From the material beneath, pull every line with the word "JSON".

*** Block opens ***

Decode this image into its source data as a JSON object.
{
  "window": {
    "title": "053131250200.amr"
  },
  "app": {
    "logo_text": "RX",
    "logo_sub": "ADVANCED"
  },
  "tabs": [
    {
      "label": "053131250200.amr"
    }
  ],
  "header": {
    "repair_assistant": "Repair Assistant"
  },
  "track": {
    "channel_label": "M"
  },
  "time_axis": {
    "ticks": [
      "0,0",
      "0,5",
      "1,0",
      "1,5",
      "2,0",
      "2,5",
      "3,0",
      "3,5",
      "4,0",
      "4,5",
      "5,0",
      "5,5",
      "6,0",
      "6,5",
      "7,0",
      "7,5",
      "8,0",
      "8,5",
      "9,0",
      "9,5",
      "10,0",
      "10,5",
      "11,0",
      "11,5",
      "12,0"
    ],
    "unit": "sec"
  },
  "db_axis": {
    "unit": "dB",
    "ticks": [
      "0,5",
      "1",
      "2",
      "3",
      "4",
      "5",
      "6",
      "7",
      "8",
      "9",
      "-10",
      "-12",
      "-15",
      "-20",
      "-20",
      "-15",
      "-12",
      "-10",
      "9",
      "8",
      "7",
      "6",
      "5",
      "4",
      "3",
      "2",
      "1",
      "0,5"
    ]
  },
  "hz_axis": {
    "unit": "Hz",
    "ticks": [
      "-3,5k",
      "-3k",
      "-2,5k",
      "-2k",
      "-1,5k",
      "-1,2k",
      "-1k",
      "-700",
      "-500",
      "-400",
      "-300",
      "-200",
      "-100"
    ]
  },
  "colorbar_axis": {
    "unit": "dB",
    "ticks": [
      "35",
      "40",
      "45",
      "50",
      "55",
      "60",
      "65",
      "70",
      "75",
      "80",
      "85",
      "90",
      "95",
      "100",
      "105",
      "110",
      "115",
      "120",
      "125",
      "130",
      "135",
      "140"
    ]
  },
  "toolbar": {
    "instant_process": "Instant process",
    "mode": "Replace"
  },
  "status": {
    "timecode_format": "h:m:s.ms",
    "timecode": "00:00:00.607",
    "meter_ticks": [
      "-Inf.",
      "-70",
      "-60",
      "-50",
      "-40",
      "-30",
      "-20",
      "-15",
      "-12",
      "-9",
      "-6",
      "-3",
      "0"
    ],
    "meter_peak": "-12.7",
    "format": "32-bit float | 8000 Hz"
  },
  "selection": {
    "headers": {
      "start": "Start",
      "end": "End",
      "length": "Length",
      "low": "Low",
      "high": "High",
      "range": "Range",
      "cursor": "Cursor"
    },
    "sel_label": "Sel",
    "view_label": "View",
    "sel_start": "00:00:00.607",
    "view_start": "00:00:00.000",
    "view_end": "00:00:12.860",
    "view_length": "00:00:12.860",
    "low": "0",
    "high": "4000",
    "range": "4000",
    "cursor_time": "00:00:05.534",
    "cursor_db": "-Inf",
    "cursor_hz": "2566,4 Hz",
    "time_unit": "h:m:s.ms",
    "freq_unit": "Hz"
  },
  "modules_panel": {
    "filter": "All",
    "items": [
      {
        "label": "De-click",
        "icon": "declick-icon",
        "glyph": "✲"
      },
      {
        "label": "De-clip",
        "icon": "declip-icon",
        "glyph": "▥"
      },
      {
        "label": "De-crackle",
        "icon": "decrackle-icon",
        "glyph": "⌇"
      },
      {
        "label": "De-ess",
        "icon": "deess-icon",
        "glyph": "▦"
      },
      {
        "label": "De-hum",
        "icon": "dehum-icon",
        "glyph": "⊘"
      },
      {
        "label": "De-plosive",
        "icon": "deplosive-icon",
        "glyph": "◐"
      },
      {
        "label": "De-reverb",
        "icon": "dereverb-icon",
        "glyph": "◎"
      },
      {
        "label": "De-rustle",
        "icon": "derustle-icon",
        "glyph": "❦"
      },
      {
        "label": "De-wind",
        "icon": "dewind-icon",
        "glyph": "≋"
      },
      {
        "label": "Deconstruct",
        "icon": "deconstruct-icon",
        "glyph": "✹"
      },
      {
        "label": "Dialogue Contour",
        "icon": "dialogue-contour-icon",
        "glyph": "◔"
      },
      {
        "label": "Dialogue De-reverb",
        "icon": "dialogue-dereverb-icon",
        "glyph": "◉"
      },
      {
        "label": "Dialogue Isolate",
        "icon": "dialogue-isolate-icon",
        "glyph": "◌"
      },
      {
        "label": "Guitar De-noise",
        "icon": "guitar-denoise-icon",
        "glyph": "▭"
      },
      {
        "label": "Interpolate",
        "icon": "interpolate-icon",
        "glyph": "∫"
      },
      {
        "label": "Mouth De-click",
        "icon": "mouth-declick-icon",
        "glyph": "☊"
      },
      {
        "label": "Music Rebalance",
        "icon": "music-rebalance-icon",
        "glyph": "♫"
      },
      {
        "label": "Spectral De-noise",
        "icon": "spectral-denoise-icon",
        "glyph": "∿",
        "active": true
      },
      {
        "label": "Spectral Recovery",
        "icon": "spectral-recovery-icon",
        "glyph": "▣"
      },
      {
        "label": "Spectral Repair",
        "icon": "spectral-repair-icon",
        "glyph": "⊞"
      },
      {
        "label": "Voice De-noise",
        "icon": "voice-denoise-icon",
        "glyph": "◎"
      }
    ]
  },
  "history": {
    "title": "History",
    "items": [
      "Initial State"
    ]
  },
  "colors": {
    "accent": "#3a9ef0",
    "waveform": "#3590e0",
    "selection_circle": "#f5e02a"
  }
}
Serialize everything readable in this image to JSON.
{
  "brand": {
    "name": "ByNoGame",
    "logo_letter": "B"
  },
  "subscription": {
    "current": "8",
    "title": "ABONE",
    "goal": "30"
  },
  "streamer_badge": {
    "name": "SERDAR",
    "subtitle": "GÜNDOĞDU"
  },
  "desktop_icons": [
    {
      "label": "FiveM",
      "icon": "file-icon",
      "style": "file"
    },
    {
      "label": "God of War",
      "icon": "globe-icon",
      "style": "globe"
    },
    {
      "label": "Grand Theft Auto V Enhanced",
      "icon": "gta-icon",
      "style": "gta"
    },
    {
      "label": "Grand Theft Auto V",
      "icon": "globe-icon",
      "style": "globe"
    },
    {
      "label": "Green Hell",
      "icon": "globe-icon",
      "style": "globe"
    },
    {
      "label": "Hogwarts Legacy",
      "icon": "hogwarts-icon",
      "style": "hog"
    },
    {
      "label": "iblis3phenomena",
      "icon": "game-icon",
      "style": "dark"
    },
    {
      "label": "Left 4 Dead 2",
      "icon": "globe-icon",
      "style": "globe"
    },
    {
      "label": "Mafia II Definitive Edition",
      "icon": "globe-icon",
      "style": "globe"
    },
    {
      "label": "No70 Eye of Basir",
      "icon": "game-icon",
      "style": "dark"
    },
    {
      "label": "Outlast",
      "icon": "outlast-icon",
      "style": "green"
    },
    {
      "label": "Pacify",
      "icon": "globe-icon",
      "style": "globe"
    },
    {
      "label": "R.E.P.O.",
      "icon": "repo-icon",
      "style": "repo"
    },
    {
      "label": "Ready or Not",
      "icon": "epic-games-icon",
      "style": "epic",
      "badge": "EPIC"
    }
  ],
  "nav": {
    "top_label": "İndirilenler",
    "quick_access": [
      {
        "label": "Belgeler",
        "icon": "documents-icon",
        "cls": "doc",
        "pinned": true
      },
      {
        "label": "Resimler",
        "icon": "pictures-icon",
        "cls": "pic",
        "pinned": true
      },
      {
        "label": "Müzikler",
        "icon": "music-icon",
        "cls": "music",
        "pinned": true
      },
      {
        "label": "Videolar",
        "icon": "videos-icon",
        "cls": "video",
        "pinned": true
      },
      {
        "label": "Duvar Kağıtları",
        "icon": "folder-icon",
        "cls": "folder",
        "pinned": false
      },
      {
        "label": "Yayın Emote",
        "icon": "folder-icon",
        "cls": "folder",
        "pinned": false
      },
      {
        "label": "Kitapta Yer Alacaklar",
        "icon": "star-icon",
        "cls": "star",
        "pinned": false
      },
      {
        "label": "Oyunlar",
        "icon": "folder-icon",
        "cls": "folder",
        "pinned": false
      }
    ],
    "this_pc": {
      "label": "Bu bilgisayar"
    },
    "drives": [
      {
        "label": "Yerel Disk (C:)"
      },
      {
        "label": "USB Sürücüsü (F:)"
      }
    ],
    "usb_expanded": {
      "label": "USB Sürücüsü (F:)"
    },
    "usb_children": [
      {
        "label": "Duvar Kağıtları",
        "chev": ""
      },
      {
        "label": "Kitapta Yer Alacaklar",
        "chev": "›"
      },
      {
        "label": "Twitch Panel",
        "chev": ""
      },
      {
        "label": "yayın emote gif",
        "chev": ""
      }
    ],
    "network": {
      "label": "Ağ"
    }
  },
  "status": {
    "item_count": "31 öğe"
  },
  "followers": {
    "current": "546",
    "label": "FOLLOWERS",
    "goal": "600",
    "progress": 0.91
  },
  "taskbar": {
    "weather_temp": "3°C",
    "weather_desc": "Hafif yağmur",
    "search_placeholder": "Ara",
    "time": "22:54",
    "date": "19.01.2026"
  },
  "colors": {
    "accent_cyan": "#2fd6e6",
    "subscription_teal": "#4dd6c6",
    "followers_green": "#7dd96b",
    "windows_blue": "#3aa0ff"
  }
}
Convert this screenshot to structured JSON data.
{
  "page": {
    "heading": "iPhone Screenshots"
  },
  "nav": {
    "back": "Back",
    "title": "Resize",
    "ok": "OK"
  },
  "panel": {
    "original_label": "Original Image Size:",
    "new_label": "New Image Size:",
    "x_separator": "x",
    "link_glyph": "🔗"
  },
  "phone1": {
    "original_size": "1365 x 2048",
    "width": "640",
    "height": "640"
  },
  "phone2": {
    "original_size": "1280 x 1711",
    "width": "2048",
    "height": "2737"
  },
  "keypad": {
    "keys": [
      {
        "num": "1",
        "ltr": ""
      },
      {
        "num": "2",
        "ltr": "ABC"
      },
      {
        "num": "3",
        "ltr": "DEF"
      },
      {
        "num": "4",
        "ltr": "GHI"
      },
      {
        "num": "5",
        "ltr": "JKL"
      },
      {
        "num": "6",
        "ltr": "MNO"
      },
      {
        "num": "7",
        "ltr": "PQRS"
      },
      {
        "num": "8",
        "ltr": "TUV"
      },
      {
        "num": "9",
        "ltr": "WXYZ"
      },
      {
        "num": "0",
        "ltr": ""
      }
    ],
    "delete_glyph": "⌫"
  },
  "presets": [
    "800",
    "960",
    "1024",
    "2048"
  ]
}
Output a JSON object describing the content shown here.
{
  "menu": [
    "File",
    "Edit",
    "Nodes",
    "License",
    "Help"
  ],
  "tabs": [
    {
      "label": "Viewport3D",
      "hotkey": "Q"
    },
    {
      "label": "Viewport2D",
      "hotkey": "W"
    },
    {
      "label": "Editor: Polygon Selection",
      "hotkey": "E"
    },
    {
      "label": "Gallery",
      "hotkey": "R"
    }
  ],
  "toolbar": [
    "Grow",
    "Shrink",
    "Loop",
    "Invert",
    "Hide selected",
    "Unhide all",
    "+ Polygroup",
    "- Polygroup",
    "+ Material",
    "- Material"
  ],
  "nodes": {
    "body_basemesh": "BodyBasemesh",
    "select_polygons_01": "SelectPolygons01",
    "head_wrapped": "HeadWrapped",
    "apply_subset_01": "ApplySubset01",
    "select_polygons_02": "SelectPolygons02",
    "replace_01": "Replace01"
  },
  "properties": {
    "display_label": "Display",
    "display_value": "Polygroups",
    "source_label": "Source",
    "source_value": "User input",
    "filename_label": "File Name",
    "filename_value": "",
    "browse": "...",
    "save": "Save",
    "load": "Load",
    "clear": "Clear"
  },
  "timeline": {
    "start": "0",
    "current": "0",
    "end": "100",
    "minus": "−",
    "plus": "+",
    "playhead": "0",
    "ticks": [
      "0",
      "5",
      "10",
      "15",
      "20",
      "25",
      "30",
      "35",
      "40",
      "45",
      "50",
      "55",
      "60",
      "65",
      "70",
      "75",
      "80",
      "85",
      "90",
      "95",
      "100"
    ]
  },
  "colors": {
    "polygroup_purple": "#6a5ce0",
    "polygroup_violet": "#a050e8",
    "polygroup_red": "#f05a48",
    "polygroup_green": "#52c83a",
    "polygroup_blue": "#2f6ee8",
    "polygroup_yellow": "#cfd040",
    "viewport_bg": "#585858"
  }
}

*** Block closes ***

• ANSWER TO THIS PROBLEM
Decode this image into its source data as a JSON object.
Serialize everything readable in this image to JSON.
Convert this screenshot to structured JSON data.
Output a JSON object describing the content shown here.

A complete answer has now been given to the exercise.